And what long strange things are jubilees: barely rational, every-now-and-then excuses for a national party, suffused with military and religious ritual, and bound together by that most irrational of institutions, the Royal Family.
Thursday saw a huge outpouring of love and larks around Buckingham Palace. When the crowd - penned 10-deep all along the Mall for hours - surged into the area in front of the palace, you could have parcelled up the joy and sold it around the world.
They saw the Queen they had waited so long for. She, from that balcony again, saw the crowds, and could not have missed their love and respect.
Once, also a long time ago - on the day the World War Two came to an end in Europe - she'd slipped out the side door with her sister, to party in the streets as the nation exploded with pleasure.
This time she would stay on the balcony, and chat with her naughty great-grandson, and smile and wave.
But the Royal Standard would not remain above the palace long. The Queen returned to Windsor. And she would not be present the next day at the Service of Thanksgiving in St Paul's cathedral in London.
The appearance instead of royalty-across-the-water, Prince Harry and Meghan, Duchess of Sussex, restored soap-opera intrigue to the day. Could they have sat any further from their immediate family?
Who hasn't struggled with where to place couples who really don't get on? It was a touching reminder that though they have more military uniforms and palaces, the Royal Family's problems are sometimes as banal as our own.
The weekend was about the Queen, but everywhere was Prince Charles, who now serves as her representative at every public state occasion.
And so it was also about his wife Camilla, the Duchess of Cornwall. There was no discernible reason for her to stand silently next to Prince Charles as he paid tribute to his mother's service on Saturday night. But as Harry and Meghan found out, who's where is what a lot of royalty is about.

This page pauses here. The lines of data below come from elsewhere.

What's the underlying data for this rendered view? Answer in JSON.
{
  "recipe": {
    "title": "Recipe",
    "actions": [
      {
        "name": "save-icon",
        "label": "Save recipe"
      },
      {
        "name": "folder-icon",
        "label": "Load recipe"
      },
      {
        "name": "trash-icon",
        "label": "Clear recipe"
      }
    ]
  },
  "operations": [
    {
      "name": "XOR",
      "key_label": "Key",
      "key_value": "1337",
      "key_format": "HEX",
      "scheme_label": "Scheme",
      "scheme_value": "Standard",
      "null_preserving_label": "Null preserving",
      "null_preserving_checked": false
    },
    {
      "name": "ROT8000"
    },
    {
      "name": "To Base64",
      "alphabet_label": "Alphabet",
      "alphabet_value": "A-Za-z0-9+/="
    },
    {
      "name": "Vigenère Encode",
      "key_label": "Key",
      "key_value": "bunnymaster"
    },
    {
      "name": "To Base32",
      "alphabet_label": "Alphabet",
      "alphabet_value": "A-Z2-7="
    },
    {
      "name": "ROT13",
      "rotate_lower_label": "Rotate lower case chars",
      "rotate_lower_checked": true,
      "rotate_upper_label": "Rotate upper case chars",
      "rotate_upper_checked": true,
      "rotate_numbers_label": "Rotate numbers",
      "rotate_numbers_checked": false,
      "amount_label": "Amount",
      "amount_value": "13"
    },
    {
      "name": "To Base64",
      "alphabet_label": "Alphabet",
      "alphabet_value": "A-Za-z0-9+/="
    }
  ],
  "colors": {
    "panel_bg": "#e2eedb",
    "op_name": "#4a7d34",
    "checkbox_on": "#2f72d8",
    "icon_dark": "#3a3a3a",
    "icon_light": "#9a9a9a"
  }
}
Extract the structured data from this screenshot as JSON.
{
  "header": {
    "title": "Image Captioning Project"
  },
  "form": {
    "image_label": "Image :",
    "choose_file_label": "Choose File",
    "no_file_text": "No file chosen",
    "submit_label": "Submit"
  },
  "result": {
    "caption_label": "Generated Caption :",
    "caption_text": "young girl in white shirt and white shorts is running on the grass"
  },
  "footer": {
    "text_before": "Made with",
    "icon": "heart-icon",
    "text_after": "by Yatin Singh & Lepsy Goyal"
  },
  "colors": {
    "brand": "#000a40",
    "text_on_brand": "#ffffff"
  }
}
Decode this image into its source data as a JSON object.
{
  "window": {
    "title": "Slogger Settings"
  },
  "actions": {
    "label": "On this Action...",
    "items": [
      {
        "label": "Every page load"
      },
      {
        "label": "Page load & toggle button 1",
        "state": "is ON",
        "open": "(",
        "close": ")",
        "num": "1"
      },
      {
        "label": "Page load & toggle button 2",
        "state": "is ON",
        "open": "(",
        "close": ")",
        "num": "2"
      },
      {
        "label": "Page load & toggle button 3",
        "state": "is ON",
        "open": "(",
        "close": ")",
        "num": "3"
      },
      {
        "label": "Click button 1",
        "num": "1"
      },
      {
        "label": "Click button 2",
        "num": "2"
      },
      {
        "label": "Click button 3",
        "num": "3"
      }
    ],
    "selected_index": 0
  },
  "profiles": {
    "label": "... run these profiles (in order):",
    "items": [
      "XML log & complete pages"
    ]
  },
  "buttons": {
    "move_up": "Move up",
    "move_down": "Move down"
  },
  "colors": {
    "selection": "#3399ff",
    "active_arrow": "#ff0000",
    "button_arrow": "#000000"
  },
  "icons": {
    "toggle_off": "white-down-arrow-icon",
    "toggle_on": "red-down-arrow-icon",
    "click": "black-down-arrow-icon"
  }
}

Earlier that evening, Prince William called on people to save a world still consuming more than it could bear, grounding his urgent tone in three generations of royal environmental concern.
Every big royal event is a drawing of a line, an ending of sorts - and with it a new beginning. It's part of the magic - or strangeness - of an institution that, like Dr Who, gets to regenerate.
This was also, alongside the partying and pageantry, a farewell to the Queen who after seven decades is withdrawing from public life.
There's no real way of judging the success of the weekend. A good proportion of Britons couldn't care less about the monarchy. But over the weekend millions, perhaps tens of millions, have taken the opportunity to have a good time, after a couple of years of really bad times, helped by that strange thing from a long time ago, monarchy.
And ever-dutiful, she performed another service to her people. It is good to know, at long last, what's in that handbag.